“We are concerned that any cuts in the Fiscal Year 2022 will leave the Air Force, Navy and Marine Corps with a capability gap that legacy aircraft or new variants thereof cannot fulfill, while also reducing the enterprise’s ability to continue cost reduction activities at the planned rates, ultimately adding unnecessary life cycle cost into the system,” the lawmakers stated.
The letter comes weeks after a heated House Armed Services Committee hearing on the program, where the chairmen of two HASC subcommittees warned they might cut purchases of the aircraft in FY22. Over the past month, HASC Chairman Adam Smith repeatedly voiced concerns about the program’s cost.

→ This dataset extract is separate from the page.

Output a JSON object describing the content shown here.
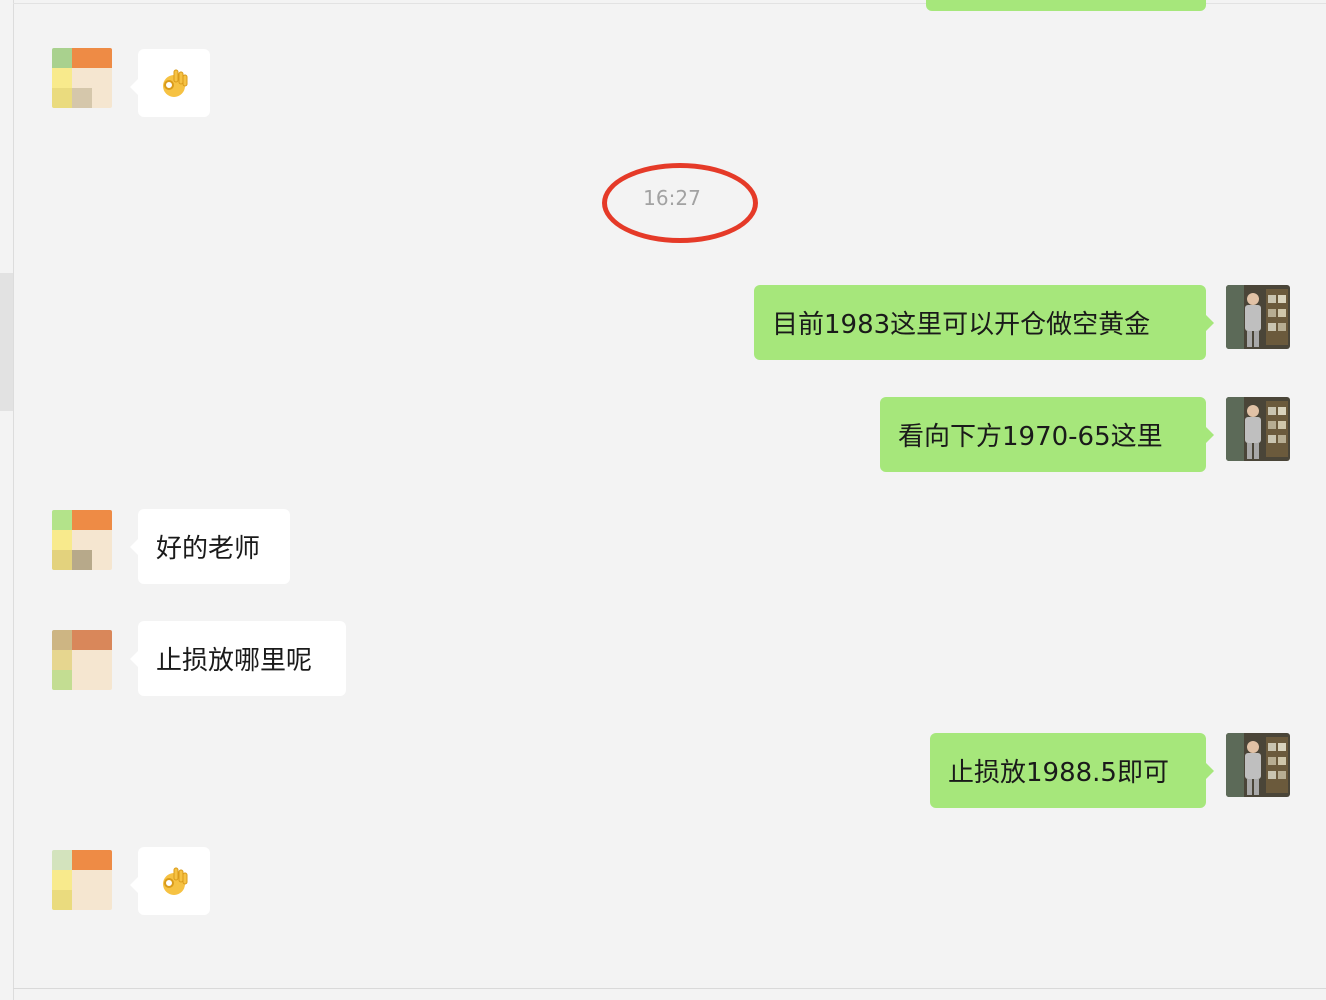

For FY21, Congress funded a total of 96 F-35s at a cost of $9.6 billion. That sum — which comprised 60 F-35A conventional takeoff-and-landing variants, 10 F-35B short-takeoff-and-vertical-landing models, and 26 F-35C carrier variants — included 17 planes added by lawmakers in excess of the Pentagon’s request.
The Biden administration has yet to release its FY22 budget, and it is unclear whether the Defense Department will seek additional F-35s this year.
However, Rep. Donald Norcross, D-N.J., who chairs HASC’s Tactical Air and Land Forces Subcommittee, and Rep. John Garamendi, D-Calif., who leads its Readiness Subcommittee, said they may longer support the practice of adding F-35s to the budget.
“Given the overall affordability concerns that exist within the program, I would not support any requests for additional aircraft beyond what is contained in this year’s president’s budget request,” Norcross said during an April 22 hearing on the F-35.
Garamendi later added: “I can assure you that this year, if anybody suggests a plus-up, there will be one hell of a fight. And I don’t propose to lose it.”
Meanwhile, the signatories of the letter argued that the program is mature enough “to continue to the ramp to full rate production,” when a total of 134 F-35s would be purchased per year: 80 F-35As, 24 F-35Bs and 30 F-35Cs.
Additionally, the lawmakers are seeking additional funds for the aircraft’s Block 4 modernization program, specifically to “restore previous funding reductions and to address performance challenges to support the integration of new weapons and critical capabilities,” the letter stated.
They also call for Congress to make investments in F-35 sustainment and spare parts, as “current forecasts predict that the organic depots may only be able to meet approximately 42% of the required repair capacity.”